> [TASK DIRECTIONS]: Whenever a line below includes the string "this", show it.

> [RECORD SET]:
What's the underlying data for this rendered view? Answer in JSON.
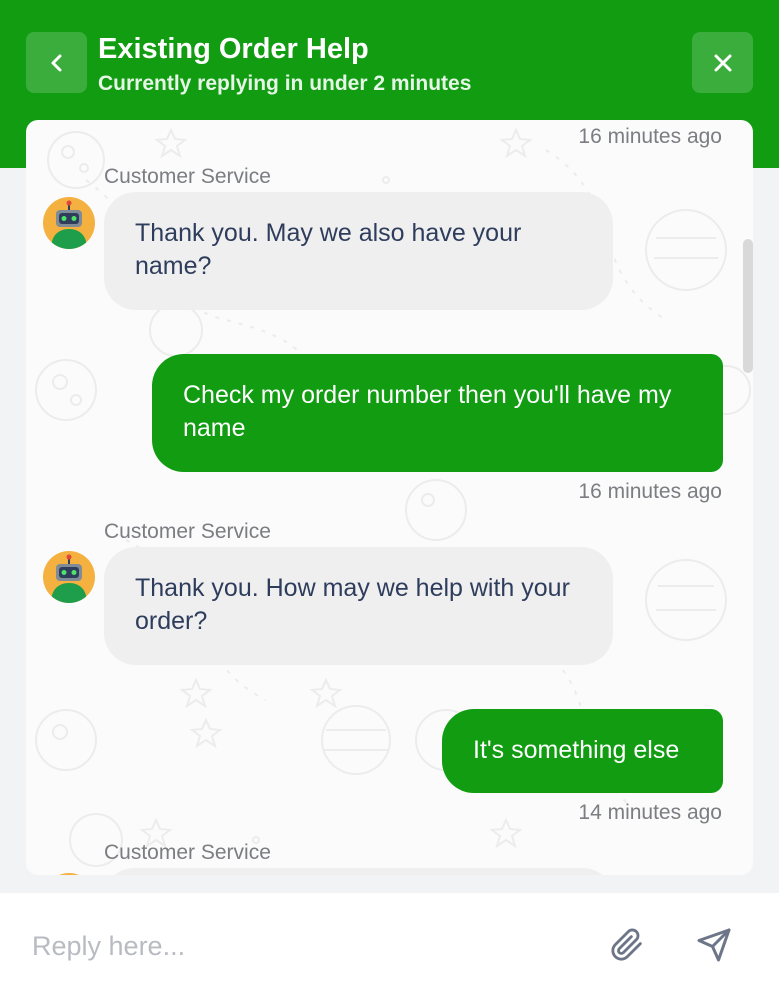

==

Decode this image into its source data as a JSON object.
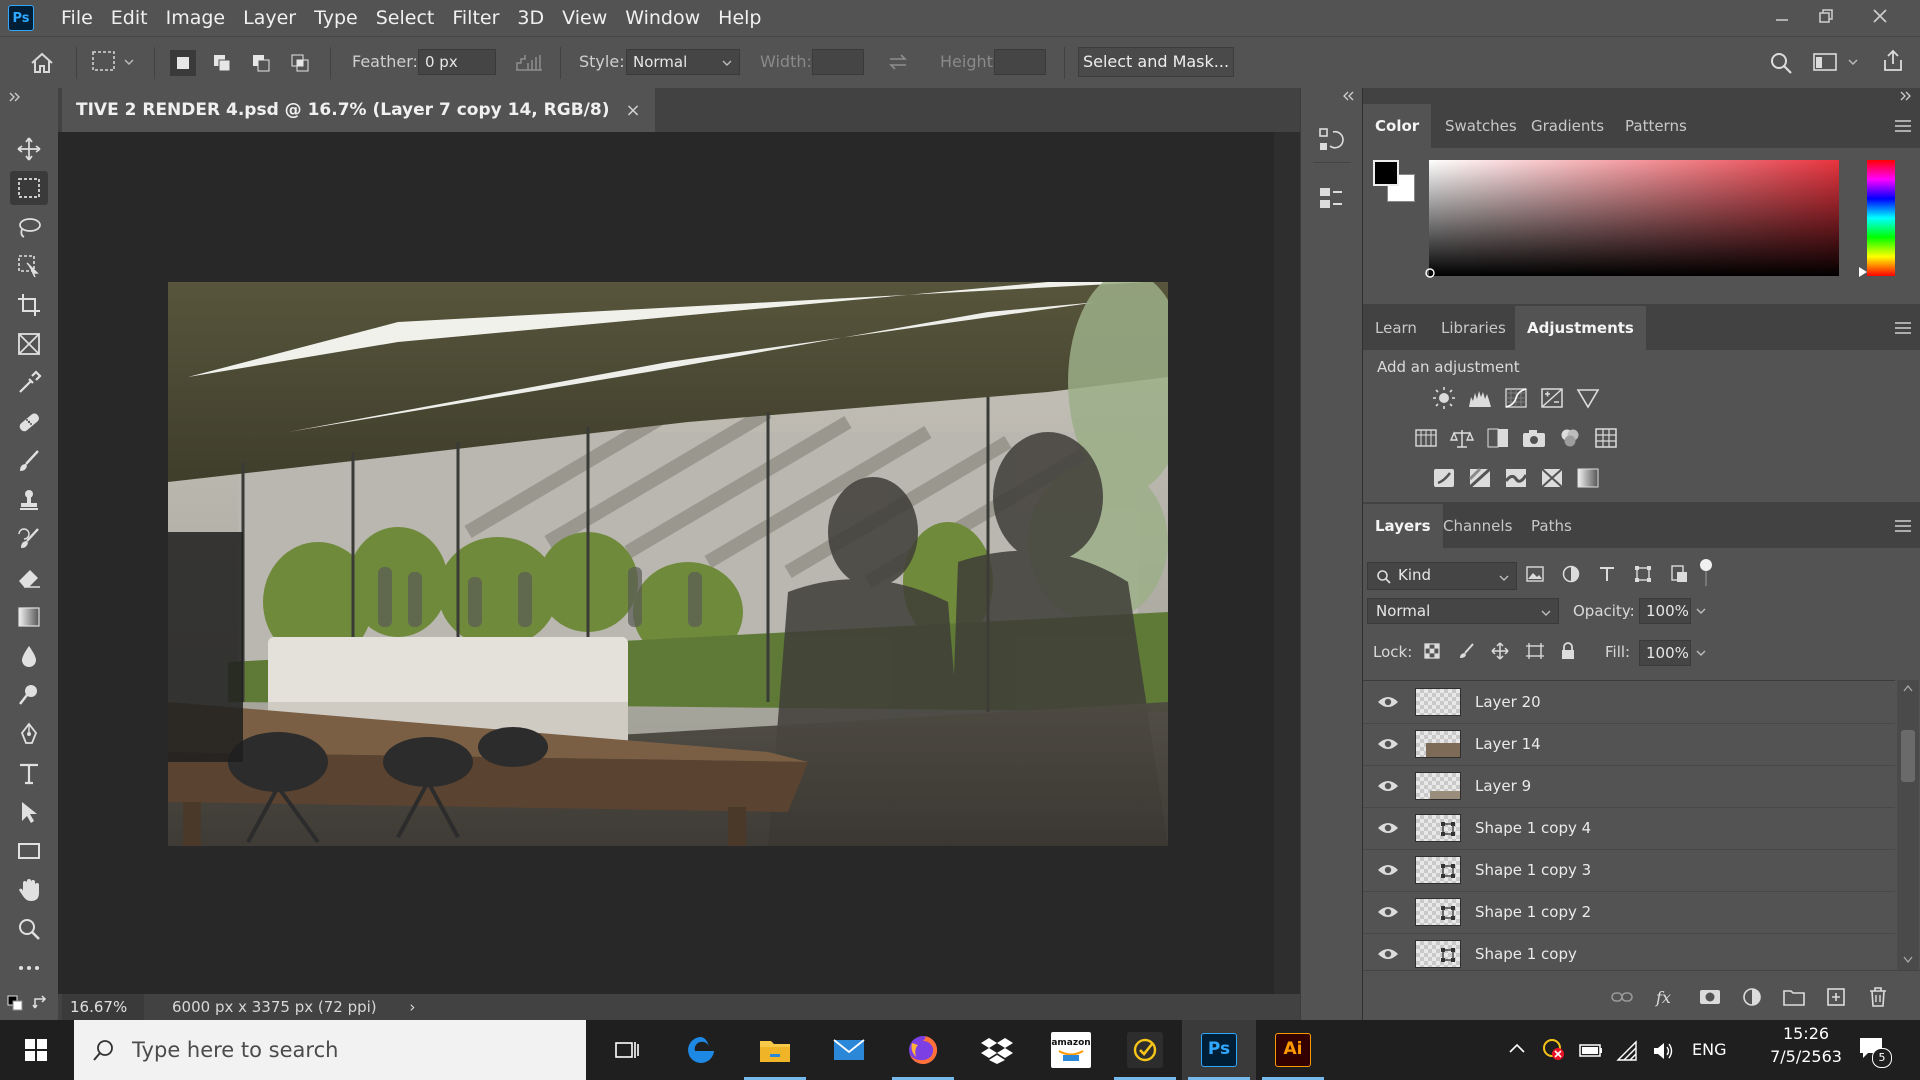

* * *

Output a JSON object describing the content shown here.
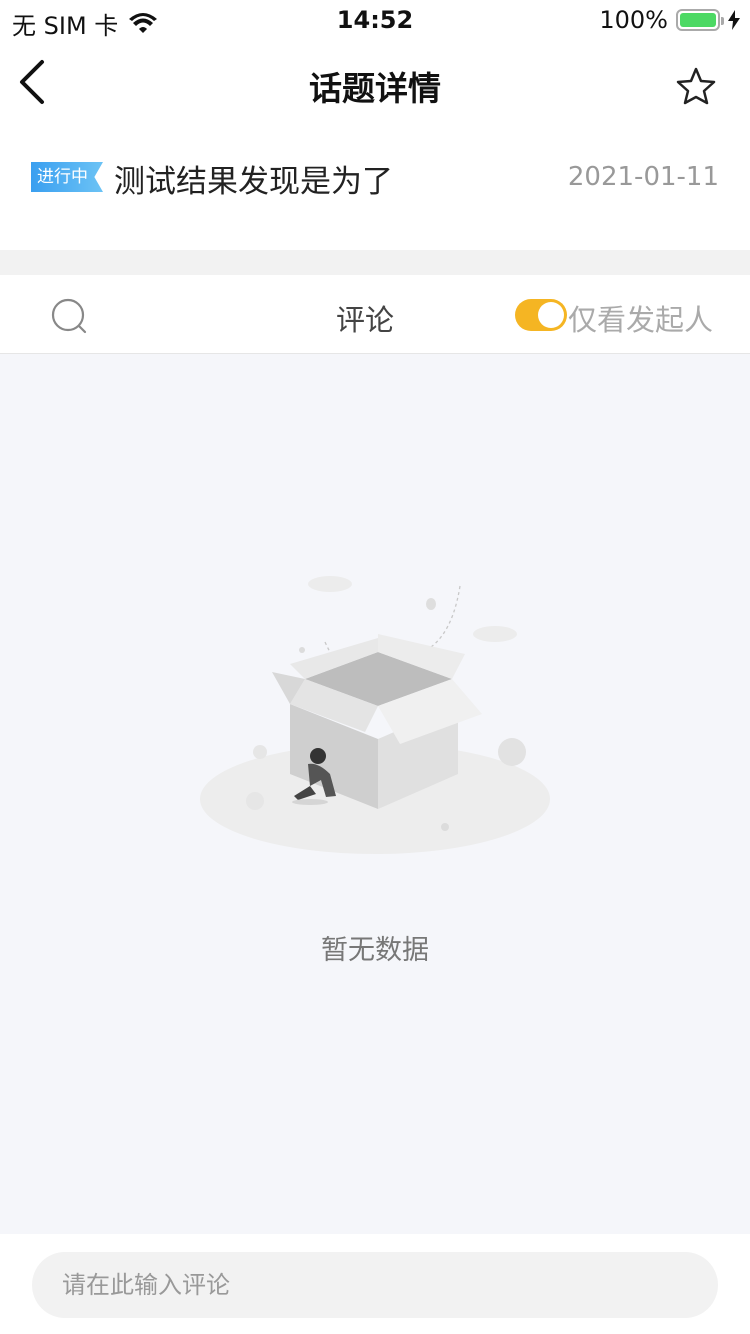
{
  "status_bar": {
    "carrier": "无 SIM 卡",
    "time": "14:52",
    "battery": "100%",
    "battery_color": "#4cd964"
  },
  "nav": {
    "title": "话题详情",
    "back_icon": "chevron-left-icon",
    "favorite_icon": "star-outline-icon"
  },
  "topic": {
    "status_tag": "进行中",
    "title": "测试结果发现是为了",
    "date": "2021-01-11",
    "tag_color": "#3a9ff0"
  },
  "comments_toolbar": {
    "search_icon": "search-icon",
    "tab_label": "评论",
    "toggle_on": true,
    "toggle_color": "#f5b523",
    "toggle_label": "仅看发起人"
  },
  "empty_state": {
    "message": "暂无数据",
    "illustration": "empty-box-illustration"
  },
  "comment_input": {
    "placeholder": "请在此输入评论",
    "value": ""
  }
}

> [REPLY]:
What's the underlying data for this rendered view? Answer in JSON.
Decode this image into its source data as a JSON object.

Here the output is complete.